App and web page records
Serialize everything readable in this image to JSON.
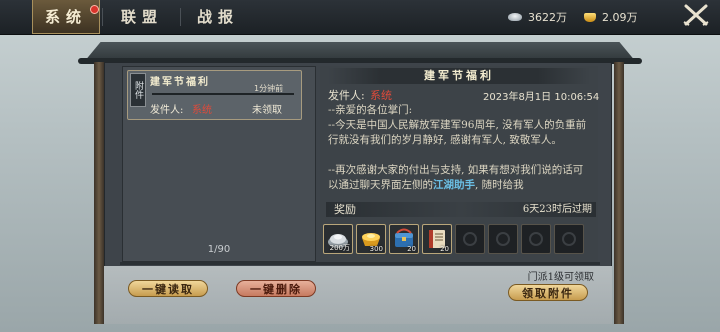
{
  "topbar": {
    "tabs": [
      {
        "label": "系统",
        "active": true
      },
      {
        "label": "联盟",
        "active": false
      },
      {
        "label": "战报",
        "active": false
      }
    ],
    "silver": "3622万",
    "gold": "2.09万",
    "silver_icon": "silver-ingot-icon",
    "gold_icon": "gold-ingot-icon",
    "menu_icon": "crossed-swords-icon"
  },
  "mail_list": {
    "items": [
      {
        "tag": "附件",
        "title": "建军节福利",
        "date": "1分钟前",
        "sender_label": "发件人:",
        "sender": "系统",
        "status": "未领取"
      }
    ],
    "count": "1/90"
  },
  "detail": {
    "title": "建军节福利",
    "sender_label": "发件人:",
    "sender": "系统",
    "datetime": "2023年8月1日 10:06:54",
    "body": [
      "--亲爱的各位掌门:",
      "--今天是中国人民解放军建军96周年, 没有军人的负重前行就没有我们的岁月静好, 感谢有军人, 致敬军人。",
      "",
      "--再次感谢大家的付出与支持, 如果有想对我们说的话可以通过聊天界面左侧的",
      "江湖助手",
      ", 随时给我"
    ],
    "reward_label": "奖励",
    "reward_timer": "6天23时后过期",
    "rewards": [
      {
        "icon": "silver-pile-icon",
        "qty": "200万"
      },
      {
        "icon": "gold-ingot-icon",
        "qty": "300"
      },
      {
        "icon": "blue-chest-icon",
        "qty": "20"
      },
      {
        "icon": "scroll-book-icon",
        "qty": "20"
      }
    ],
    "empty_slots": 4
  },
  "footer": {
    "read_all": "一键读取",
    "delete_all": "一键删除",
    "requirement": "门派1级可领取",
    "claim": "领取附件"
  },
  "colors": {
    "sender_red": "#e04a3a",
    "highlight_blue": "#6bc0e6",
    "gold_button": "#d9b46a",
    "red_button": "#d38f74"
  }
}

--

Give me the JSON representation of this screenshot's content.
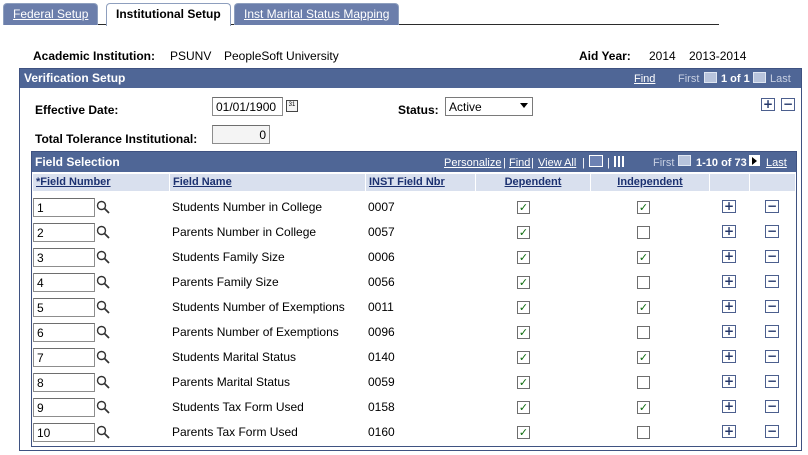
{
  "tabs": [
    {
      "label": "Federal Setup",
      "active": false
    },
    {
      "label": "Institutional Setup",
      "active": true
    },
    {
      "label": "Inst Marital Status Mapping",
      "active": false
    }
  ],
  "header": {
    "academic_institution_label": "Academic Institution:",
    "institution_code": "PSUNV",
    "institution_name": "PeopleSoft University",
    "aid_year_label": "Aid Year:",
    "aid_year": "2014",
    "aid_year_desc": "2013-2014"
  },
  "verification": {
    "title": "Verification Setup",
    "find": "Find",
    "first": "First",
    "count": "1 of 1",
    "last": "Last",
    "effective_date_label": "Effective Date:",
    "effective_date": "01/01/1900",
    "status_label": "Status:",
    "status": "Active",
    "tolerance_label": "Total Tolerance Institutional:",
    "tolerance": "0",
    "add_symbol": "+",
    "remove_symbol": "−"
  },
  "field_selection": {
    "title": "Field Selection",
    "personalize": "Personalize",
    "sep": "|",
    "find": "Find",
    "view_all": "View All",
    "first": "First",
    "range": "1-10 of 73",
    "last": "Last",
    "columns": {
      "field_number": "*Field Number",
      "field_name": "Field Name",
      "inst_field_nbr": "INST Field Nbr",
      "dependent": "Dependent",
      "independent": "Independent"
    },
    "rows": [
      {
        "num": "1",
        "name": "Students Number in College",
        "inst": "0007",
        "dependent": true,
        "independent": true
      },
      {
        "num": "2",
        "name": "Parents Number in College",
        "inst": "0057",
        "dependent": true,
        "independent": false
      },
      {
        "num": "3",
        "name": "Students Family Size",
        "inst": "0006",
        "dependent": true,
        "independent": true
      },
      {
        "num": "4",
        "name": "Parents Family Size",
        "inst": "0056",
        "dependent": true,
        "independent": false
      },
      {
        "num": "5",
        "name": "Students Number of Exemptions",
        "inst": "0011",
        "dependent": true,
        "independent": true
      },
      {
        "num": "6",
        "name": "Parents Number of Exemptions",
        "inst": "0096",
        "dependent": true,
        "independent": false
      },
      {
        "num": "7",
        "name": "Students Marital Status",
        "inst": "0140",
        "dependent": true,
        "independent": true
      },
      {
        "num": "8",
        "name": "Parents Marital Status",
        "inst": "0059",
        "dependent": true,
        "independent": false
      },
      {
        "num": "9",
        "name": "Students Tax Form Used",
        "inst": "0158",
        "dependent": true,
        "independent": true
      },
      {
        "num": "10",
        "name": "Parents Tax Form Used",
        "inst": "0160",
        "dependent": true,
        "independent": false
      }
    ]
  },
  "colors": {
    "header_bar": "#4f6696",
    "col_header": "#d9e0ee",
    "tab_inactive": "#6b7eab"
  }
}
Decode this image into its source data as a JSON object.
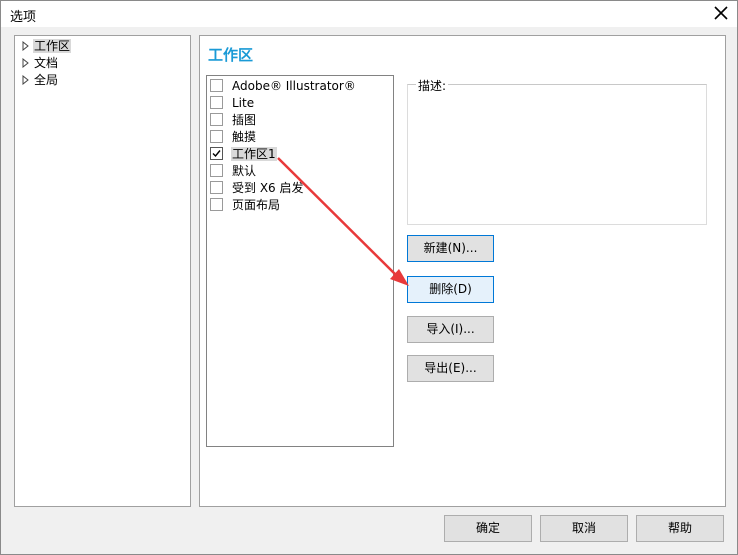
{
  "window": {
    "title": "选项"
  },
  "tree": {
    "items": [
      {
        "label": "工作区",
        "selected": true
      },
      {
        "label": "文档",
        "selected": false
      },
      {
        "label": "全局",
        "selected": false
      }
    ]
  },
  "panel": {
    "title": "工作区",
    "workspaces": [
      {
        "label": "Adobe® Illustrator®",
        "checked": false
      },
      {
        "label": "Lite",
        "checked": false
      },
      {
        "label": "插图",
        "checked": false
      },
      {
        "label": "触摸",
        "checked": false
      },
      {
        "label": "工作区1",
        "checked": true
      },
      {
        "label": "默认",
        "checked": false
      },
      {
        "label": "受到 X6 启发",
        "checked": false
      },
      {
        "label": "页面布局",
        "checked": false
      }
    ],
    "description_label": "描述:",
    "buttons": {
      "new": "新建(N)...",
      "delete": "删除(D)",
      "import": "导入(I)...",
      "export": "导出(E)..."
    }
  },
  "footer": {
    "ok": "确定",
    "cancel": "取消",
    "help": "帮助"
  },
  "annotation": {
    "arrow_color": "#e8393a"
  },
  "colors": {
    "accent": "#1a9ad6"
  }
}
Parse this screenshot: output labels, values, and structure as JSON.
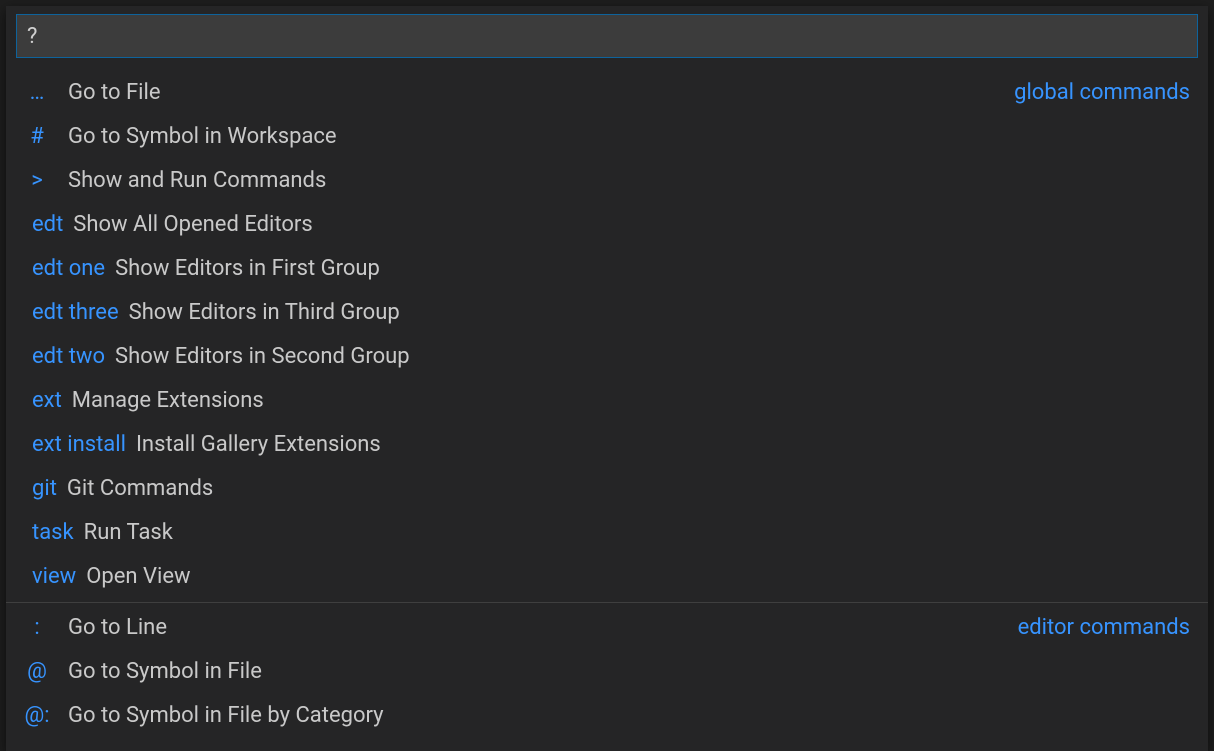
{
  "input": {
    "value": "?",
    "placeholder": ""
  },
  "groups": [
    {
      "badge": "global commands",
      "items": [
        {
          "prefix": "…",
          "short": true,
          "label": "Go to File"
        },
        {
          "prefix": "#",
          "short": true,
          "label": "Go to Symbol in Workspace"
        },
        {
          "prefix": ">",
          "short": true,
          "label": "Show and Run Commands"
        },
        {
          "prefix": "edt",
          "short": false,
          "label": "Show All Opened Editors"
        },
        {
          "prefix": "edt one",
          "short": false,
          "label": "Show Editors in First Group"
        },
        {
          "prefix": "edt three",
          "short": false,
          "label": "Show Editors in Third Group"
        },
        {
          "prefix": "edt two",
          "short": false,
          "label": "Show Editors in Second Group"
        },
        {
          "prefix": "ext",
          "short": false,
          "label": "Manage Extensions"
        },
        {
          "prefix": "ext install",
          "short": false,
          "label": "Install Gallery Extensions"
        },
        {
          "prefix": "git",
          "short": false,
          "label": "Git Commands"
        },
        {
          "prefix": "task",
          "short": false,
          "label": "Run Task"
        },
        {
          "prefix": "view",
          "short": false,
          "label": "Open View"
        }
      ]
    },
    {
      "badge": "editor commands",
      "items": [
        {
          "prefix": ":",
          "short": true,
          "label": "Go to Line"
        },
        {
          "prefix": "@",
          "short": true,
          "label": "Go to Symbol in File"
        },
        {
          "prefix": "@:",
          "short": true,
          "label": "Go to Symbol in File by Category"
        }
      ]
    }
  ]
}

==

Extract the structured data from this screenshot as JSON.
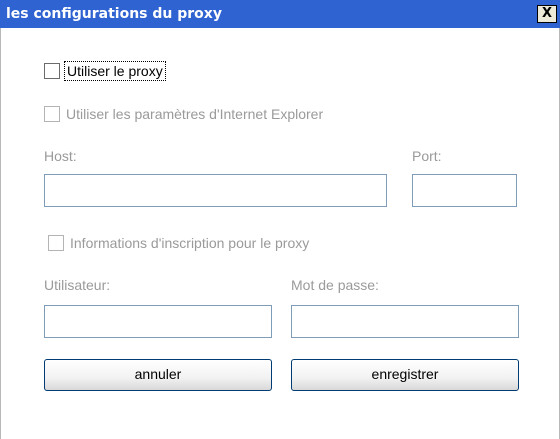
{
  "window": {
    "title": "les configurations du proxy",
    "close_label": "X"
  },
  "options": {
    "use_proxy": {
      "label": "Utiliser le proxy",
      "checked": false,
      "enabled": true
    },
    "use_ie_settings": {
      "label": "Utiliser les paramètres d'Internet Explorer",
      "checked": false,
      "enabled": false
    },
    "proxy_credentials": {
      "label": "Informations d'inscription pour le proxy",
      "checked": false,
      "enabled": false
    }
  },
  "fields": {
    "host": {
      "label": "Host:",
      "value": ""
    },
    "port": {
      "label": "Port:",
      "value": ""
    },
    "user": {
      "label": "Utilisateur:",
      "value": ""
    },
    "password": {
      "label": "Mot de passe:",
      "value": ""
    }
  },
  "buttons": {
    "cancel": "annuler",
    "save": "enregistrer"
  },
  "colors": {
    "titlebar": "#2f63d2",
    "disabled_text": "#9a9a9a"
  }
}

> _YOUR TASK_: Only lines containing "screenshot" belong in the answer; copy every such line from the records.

> _RESPONSE BOX_:
Give me the JSON representation of this screenshot's content.
Parse this screenshot: output labels, values, and structure as JSON.
Extract the structured data from this screenshot as JSON.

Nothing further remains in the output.